Like Noah’s dove, heralding the end of the flood, it didn’t seem too selfish to return home with a four-pack in my beak (or tucked under my wing) – especially having exposed the cardboard on the third-last roll in the house earlier that same day. Following a week in isolation, it felt like cause for celebration. Because even though it took quite a few more weeks for Noah’s Ark to settle on dry land, the olive leaf proffered by the returning dove was prescient of better things to come.

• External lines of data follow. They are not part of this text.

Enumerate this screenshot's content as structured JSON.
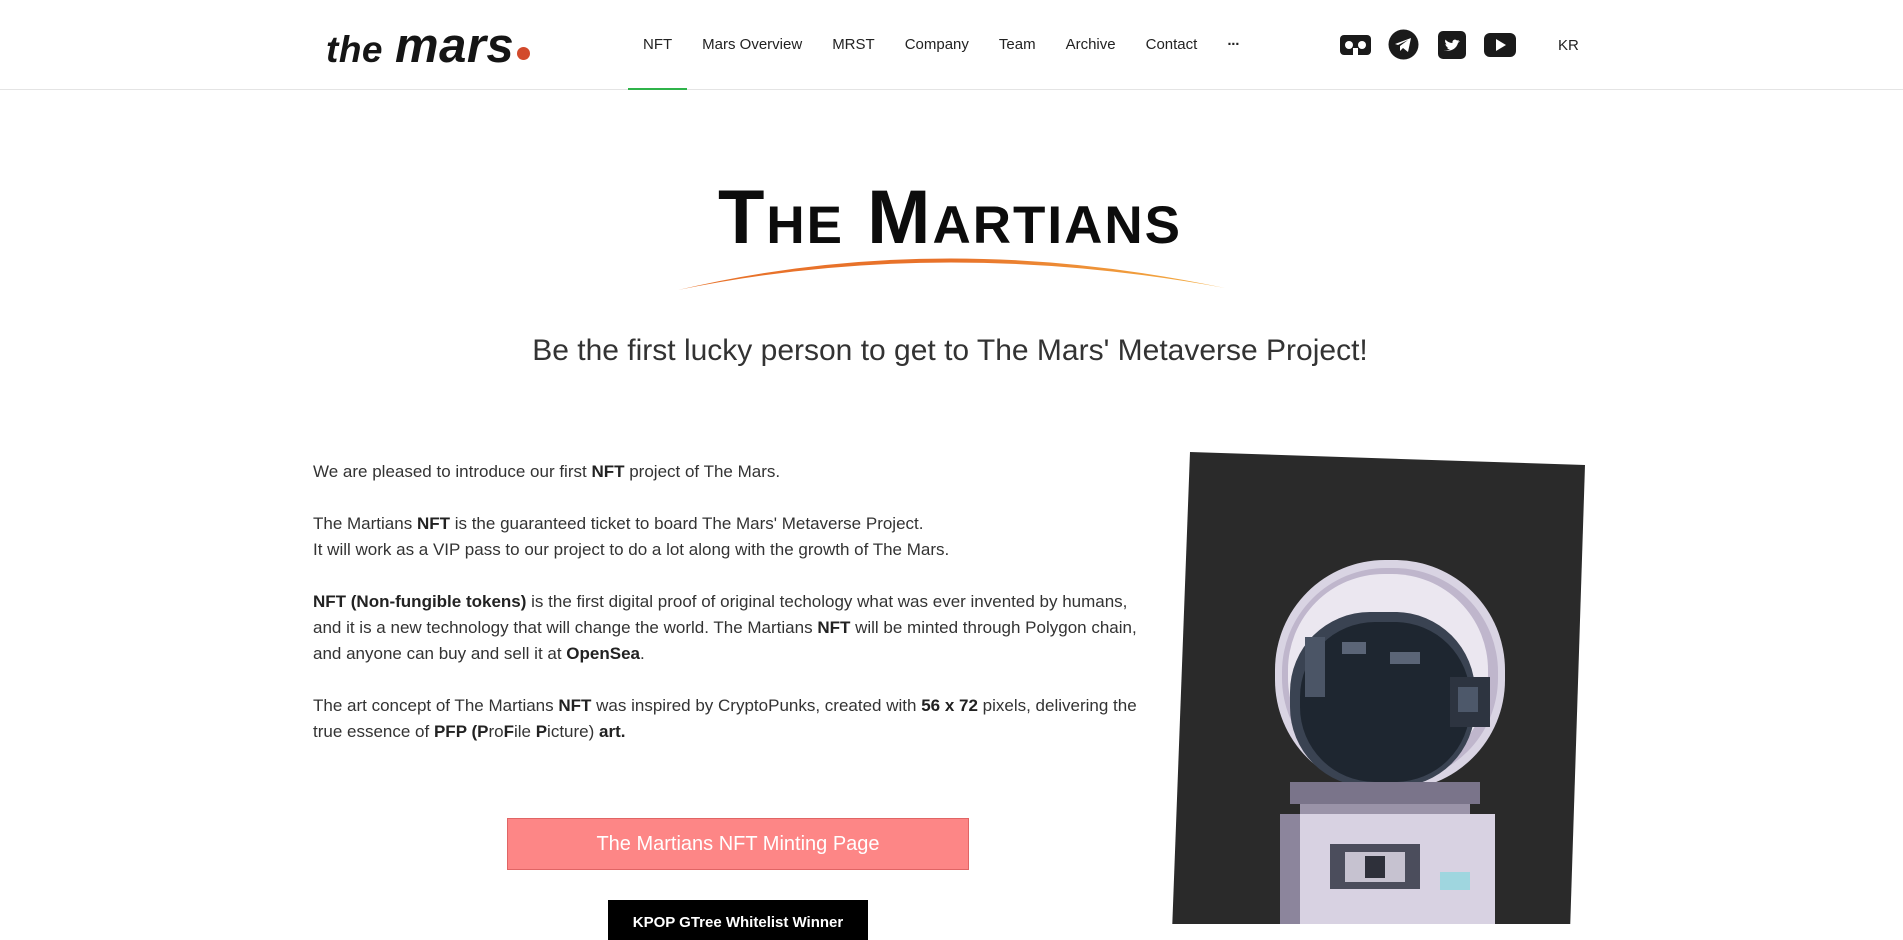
{
  "header": {
    "logo": {
      "the": "the",
      "mars": "mars",
      "dot_color": "#d24a2c"
    },
    "nav": [
      {
        "label": "NFT",
        "active": true
      },
      {
        "label": "Mars Overview"
      },
      {
        "label": "MRST"
      },
      {
        "label": "Company"
      },
      {
        "label": "Team"
      },
      {
        "label": "Archive"
      },
      {
        "label": "Contact"
      },
      {
        "label": "···"
      }
    ],
    "social_icons": [
      "vr-headset-icon",
      "telegram-icon",
      "twitter-icon",
      "youtube-icon"
    ],
    "lang": "KR"
  },
  "hero": {
    "title": "The Martians",
    "arc_colors": [
      "#e8722a",
      "#f4b044"
    ],
    "subtitle": "Be the first lucky person to get to The Mars' Metaverse Project!"
  },
  "content": {
    "p1": {
      "a": "We are pleased to introduce our first ",
      "b": "NFT",
      "c": " project of The Mars."
    },
    "p2": {
      "a": "The Martians ",
      "b": "NFT",
      "c": " is the guaranteed ticket to board The Mars' Metaverse Project.",
      "d": "It will work as a VIP pass to our project to do a lot along with the growth of The Mars."
    },
    "p3": {
      "a": "NFT (Non-fungible tokens)",
      "b": " is the first digital proof of original techology what was ever invented by humans,",
      "c": "and it is a new technology that will change the world. The Martians ",
      "d": "NFT",
      "e": " will be minted through Polygon chain,",
      "f": "and anyone can buy and sell it at ",
      "g": "OpenSea",
      "h": "."
    },
    "p4": {
      "a": "The art concept of The Martians ",
      "b": "NFT",
      "c": " was inspired by CryptoPunks, created with ",
      "d": "56 x 72",
      "e": " pixels, delivering the",
      "f": "true essence of ",
      "g": "PFP (P",
      "h": "ro",
      "i": "F",
      "j": "ile ",
      "k": "P",
      "l": "icture)",
      "m": " art."
    }
  },
  "buttons": {
    "mint": "The Martians NFT Minting Page",
    "whitelist": "KPOP GTree Whitelist Winner"
  },
  "nft_card": {
    "bg_color": "#2a2a2a"
  }
}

A younger and more optimistic relative of mine told me last weekend that she was drawing up a list of aspirational post-covid resolutions, the first of which was to attend more race-meetings. While I couldn’t have been more delighted, I was slightly shocked to discover that she hadn’t visited a racecourse since seeing Tom Jones at Cartmel in 2017. Everyone should attend a race-meeting more often than once every three years and maybe it would be a good idea if we all started drawing up our life-enhancing post-covid bucket lists now.

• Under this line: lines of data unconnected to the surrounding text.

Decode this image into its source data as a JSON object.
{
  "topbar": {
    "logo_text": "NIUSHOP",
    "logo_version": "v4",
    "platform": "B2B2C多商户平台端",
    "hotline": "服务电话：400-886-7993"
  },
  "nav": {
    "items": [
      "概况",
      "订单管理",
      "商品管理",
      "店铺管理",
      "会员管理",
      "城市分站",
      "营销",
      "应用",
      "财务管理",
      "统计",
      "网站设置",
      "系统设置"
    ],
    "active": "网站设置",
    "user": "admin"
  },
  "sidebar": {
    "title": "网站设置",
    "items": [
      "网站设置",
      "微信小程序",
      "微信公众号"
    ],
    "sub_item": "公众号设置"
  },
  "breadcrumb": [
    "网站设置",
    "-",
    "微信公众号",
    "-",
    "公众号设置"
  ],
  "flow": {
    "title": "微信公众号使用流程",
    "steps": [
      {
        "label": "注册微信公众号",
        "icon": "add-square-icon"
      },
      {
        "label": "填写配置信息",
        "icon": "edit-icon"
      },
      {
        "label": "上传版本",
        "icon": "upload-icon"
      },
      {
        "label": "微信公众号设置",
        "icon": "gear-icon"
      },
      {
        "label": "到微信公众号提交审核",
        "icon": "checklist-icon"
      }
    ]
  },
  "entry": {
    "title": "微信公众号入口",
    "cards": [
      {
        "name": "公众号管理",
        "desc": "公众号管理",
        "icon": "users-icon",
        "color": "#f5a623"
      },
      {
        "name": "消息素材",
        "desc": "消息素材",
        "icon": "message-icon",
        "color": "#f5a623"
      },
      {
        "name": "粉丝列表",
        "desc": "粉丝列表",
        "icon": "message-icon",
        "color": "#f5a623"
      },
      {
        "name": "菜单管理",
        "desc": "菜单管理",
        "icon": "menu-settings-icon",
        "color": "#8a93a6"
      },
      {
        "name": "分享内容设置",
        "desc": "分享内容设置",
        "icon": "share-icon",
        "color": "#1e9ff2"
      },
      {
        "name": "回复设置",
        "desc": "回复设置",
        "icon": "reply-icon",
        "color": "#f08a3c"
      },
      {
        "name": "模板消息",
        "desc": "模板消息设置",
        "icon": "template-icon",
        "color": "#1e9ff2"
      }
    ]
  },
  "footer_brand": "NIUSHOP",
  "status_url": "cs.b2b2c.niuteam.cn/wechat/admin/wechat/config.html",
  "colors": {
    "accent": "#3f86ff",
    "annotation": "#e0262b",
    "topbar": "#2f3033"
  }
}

I’d like to demonstrate my support for the Italians post-covid by drinking lots of Chianti and eating plenty of Linguine ai Frutti di Mare – preferably in Venice in one of those nice open air markets (where they sell only fish and not live bats). And I’d like to show support for colleagues at other racecourses by visiting the handful of tracks that I haven’t raced at before, which include a small number of Flat tracks in Yorkshire plus Yarmouth and Fakenham. I’d like to support racehorse trainers too, by buying a couple of dozen horses to race over jumps in the North later this year – although I will need to win the National Lottery to do any of those things, such will be the call on money after the economy has crashed so comprehensively.
Following the flood, God blessed Noah and his sons and said unto them “Be fruitful and multiply and replenish the earth.” This sounds like excellent advice and will surely go straight to the top of many people’s resolution lists. For those couples that are too young to start families, but are self-isolating together, now it isn’t a bad time to get some practice.

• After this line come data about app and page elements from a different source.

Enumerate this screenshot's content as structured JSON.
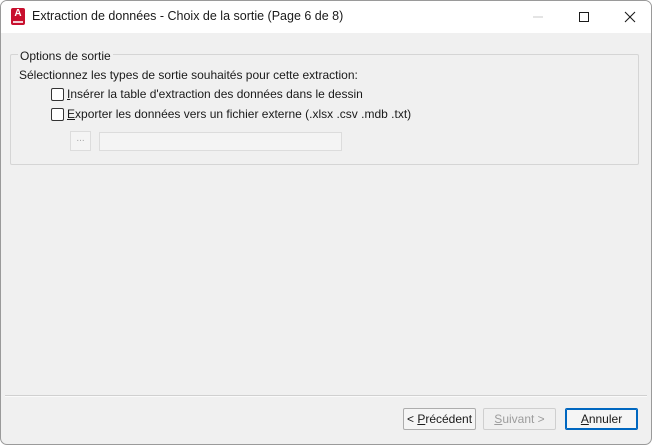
{
  "window": {
    "title": "Extraction de données - Choix de la sortie (Page 6 de 8)"
  },
  "app_icon": {
    "letter": "A"
  },
  "group": {
    "legend": "Options de sortie",
    "instruction": "Sélectionnez les types de sortie souhaités pour cette extraction:",
    "option1": {
      "pre": "",
      "mnemonic": "I",
      "post": "nsérer la table d'extraction des données dans le dessin",
      "checked": false
    },
    "option2": {
      "pre": "",
      "mnemonic": "E",
      "post": "xporter les données vers un fichier externe (.xlsx .csv .mdb .txt)",
      "checked": false
    },
    "browse_label": "...",
    "path_value": ""
  },
  "buttons": {
    "prev": {
      "pre": "< ",
      "mnemonic": "P",
      "post": "récédent"
    },
    "next": {
      "pre": "",
      "mnemonic": "S",
      "post": "uivant >"
    },
    "cancel": {
      "pre": "",
      "mnemonic": "A",
      "post": "nnuler"
    }
  }
}
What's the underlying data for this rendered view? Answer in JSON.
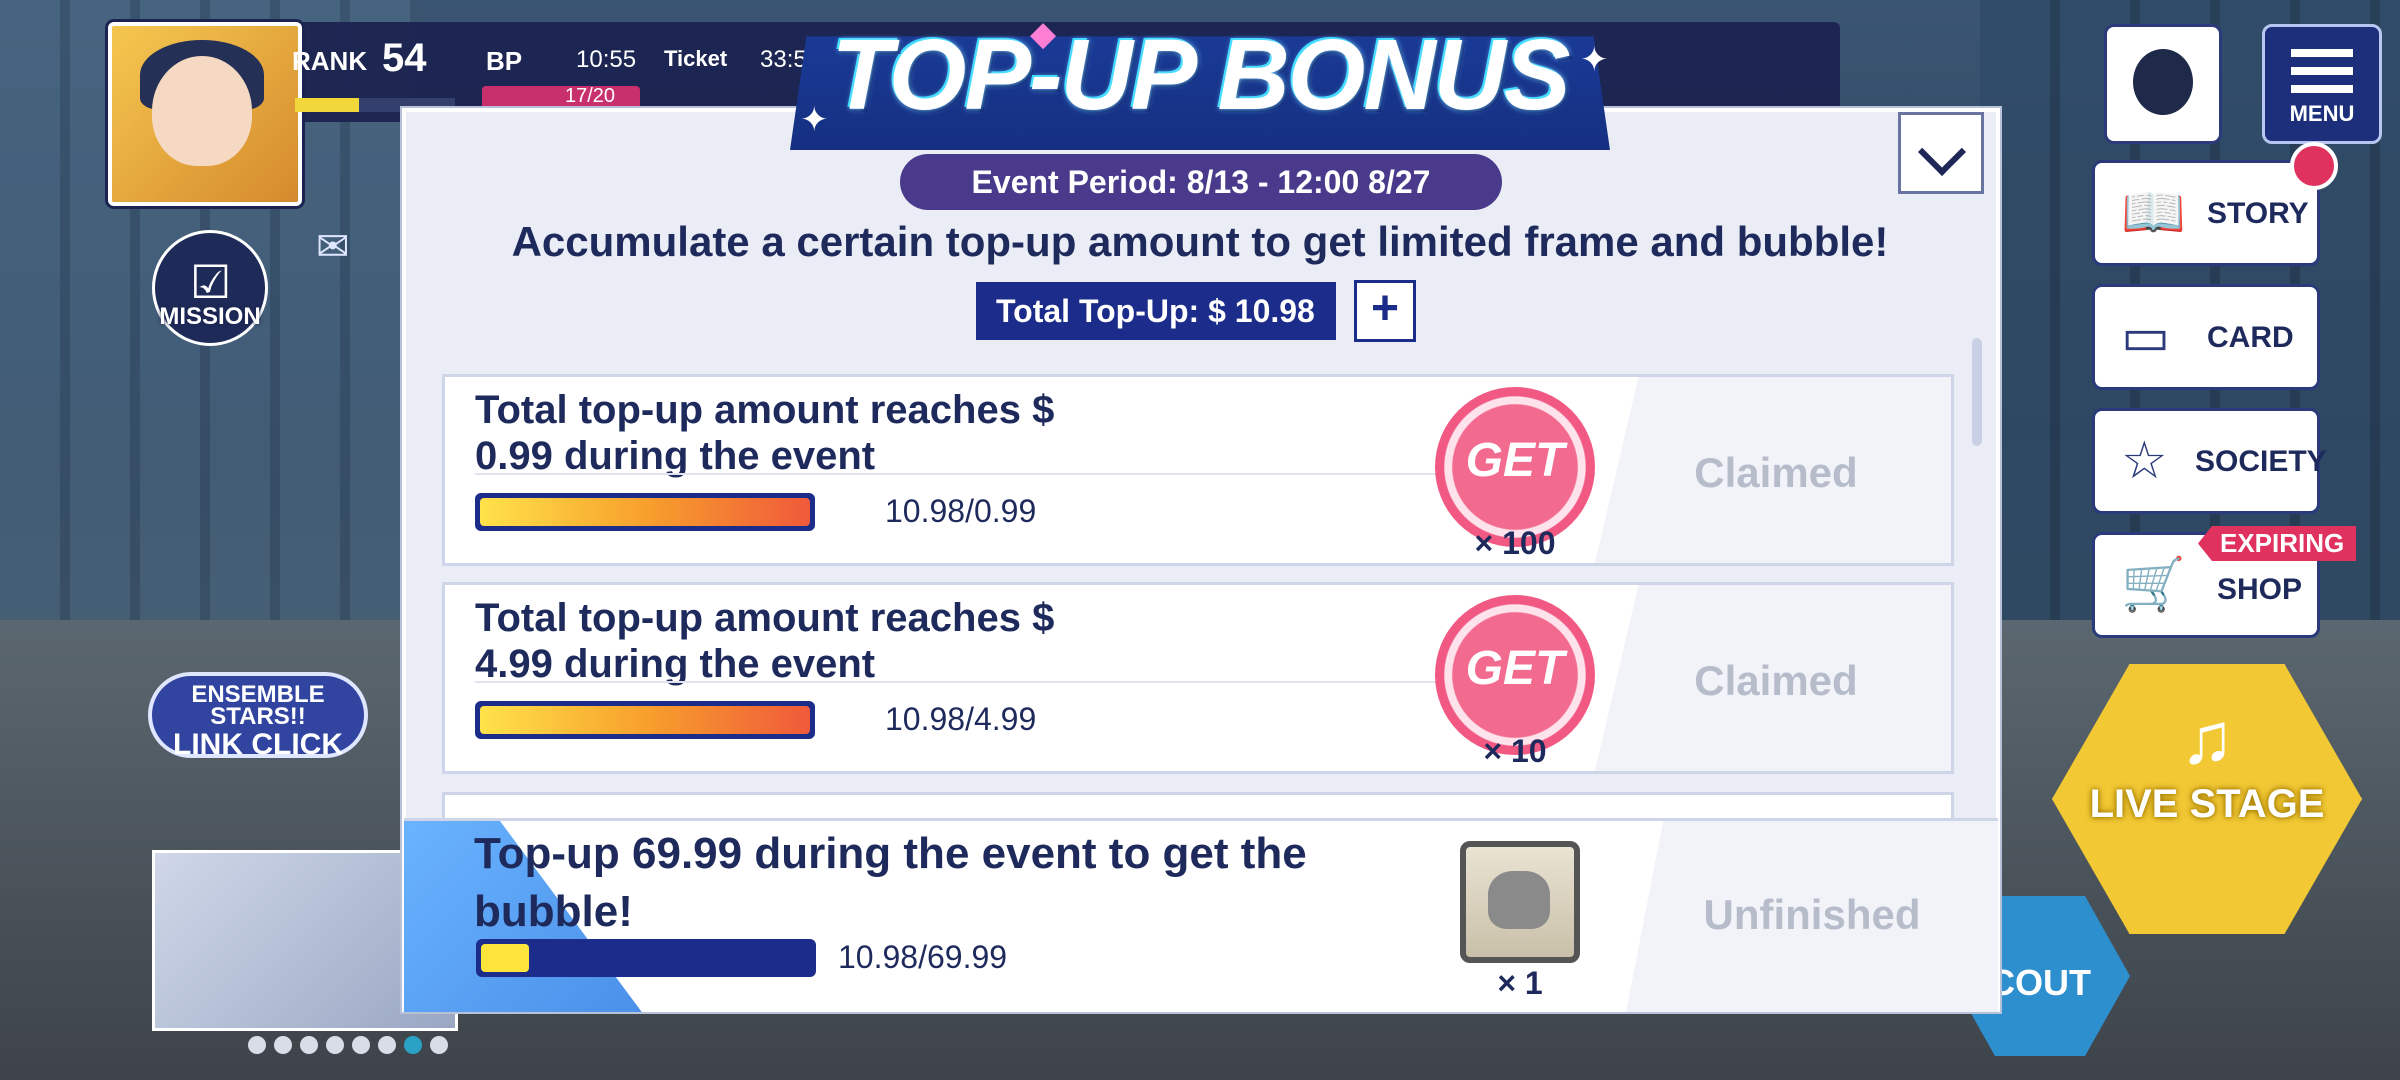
{
  "hud": {
    "rank_label": "RANK",
    "rank_value": "54",
    "rank_progress": 0.4,
    "bp_label": "BP",
    "bp_time": "10:55",
    "bp_count": "17/20",
    "ticket_label": "Ticket",
    "ticket_time": "33:5"
  },
  "left": {
    "mission_label": "MISSION",
    "link_click_line1": "ENSEMBLE STARS!!",
    "link_click_line2": "LINK CLICK",
    "carousel_count": 8,
    "carousel_active": 7
  },
  "right": {
    "menu_label": "MENU",
    "story_label": "STORY",
    "card_label": "CARD",
    "society_label": "SOCIETY",
    "shop_label": "SHOP",
    "expiring_label": "EXPIRING",
    "live_stage_label": "LIVE STAGE",
    "scout_label": "COUT"
  },
  "dialog": {
    "title": "TOP-UP BONUS",
    "event_period": "Event Period: 8/13 - 12:00 8/27",
    "subtitle": "Accumulate a certain top-up amount to get limited frame and bubble!",
    "total_topup": "Total Top-Up: $ 10.98",
    "plus_label": "+",
    "tasks": [
      {
        "description": "Total top-up amount reaches $ 0.99 during the event",
        "progress_text": "10.98/0.99",
        "progress": 1.0,
        "reward_label": "GET",
        "reward_qty": "× 100",
        "status": "Claimed"
      },
      {
        "description": "Total top-up amount reaches $ 4.99 during the event",
        "progress_text": "10.98/4.99",
        "progress": 1.0,
        "reward_label": "GET",
        "reward_qty": "× 10",
        "status": "Claimed"
      }
    ],
    "bubble_task": {
      "description": "Top-up 69.99 during the event to get the bubble!",
      "progress_text": "10.98/69.99",
      "progress": 0.157,
      "reward_qty": "× 1",
      "status": "Unfinished"
    }
  }
}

Noah, who reached the grand old age of nine-hundred and fifty, subsequently planted a vineyard and grew grapes for making wine – only to be found lying naked in a drunken stupor by his children. It caused a bit of embarrassment and all sorts of difficulties for his descendants down the line (which includes all of us), merely underlining the importance of discretion, especially at a time when multiple generations are likely to be spending so much time in the house together. Of course it also tells us that you’re never too old to get drunk and remove all your clothes.
Have fun and stay healthy!